Instructions for the task: Below is a listing. Copy each line of it that holds the word "rest".

****

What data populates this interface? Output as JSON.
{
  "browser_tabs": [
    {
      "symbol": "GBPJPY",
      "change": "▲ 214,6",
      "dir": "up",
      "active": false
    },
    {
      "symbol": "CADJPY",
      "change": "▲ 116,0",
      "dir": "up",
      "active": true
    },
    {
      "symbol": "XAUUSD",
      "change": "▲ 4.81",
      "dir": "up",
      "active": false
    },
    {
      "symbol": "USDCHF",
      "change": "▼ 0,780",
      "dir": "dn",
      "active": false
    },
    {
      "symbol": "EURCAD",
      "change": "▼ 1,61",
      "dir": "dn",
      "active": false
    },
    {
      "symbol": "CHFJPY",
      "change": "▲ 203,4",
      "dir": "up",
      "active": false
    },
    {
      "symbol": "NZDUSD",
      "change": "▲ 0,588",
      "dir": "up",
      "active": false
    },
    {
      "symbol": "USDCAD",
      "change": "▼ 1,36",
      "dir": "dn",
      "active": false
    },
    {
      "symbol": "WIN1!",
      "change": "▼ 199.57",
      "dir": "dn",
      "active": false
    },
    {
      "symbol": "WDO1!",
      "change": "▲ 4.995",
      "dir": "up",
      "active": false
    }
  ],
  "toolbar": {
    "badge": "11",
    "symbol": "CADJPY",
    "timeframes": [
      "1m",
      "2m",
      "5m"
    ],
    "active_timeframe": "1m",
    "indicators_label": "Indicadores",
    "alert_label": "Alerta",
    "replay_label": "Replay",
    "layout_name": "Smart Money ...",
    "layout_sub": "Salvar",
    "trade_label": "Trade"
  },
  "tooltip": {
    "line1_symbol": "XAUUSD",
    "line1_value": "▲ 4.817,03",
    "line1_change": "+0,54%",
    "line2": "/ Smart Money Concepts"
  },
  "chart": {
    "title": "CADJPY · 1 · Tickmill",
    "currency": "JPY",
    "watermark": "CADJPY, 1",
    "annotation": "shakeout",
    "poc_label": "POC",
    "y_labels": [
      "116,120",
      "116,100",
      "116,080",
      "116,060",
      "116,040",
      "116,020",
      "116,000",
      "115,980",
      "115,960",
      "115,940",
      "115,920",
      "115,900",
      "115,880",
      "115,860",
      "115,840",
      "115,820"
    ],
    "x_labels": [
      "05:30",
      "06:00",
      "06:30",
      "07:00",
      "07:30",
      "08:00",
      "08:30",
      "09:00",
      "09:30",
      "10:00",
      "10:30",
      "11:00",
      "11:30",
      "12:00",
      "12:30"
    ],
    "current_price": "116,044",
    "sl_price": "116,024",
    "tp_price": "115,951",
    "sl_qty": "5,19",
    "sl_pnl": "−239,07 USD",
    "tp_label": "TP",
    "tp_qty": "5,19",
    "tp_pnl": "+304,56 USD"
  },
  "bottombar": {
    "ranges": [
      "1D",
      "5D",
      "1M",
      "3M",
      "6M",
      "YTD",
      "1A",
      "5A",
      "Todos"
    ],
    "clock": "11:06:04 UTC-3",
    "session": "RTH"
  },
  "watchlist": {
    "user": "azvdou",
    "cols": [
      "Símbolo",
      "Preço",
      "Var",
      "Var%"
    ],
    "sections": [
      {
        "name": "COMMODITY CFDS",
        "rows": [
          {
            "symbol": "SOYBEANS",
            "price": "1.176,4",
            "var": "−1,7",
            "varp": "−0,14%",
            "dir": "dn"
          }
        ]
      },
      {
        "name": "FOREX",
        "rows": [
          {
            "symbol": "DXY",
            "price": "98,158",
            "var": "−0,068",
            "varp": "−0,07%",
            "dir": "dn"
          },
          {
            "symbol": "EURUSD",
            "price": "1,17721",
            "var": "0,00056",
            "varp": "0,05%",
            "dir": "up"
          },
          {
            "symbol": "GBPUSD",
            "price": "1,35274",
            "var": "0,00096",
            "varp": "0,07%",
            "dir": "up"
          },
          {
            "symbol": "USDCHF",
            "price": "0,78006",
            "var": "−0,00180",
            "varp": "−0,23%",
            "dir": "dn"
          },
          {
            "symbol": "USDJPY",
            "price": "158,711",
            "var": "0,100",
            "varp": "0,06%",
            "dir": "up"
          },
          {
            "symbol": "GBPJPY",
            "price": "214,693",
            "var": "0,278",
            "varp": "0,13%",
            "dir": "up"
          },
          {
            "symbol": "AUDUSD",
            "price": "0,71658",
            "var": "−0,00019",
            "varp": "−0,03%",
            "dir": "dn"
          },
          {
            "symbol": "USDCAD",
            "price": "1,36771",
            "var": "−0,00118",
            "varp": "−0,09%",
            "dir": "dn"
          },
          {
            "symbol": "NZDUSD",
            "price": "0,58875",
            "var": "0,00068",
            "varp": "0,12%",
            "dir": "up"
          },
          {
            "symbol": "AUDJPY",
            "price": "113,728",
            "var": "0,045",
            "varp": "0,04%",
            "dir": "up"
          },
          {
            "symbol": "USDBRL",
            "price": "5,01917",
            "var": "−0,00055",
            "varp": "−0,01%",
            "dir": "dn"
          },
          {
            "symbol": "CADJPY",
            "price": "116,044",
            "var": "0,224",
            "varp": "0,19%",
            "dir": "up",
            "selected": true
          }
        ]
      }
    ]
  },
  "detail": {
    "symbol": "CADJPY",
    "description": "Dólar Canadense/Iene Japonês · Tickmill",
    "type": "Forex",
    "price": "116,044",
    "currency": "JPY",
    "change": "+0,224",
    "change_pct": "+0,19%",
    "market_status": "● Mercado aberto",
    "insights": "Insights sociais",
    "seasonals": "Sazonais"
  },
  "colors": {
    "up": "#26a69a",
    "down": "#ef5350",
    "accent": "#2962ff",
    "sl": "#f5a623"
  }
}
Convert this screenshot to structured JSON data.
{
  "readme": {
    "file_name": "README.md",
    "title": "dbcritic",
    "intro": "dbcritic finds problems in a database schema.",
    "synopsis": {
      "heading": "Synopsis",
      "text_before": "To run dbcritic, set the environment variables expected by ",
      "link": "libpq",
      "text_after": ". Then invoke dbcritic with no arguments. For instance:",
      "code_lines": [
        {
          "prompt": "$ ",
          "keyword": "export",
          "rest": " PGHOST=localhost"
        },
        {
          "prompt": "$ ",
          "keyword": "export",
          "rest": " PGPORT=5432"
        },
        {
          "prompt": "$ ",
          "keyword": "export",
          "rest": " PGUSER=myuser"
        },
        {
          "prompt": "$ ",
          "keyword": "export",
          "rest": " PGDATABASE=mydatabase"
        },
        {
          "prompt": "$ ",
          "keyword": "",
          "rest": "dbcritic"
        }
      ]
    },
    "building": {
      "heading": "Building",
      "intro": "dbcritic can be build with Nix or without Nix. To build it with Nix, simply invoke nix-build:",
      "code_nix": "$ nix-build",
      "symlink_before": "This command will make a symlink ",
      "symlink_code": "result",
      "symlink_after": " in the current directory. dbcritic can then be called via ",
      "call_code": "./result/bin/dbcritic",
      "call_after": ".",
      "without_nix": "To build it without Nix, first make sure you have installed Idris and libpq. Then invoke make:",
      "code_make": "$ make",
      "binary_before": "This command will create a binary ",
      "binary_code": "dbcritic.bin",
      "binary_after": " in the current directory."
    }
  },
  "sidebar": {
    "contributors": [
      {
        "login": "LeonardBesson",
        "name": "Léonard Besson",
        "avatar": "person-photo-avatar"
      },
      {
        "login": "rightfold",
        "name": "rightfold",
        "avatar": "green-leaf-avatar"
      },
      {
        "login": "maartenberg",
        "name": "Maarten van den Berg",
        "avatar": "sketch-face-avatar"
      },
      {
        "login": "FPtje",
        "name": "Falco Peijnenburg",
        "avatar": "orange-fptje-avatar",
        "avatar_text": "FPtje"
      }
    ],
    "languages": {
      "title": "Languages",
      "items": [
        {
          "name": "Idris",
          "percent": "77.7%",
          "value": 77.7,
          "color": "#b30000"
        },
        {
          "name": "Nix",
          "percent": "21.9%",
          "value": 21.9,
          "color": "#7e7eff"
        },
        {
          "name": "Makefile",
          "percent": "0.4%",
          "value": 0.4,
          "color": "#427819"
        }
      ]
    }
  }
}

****

Exercise response:
          "rest": " PGHOST=localhost"
          "rest": " PGPORT=5432"
          "rest": " PGUSER=myuser"
          "rest": " PGDATABASE=mydatabase"
          "rest": "dbcritic"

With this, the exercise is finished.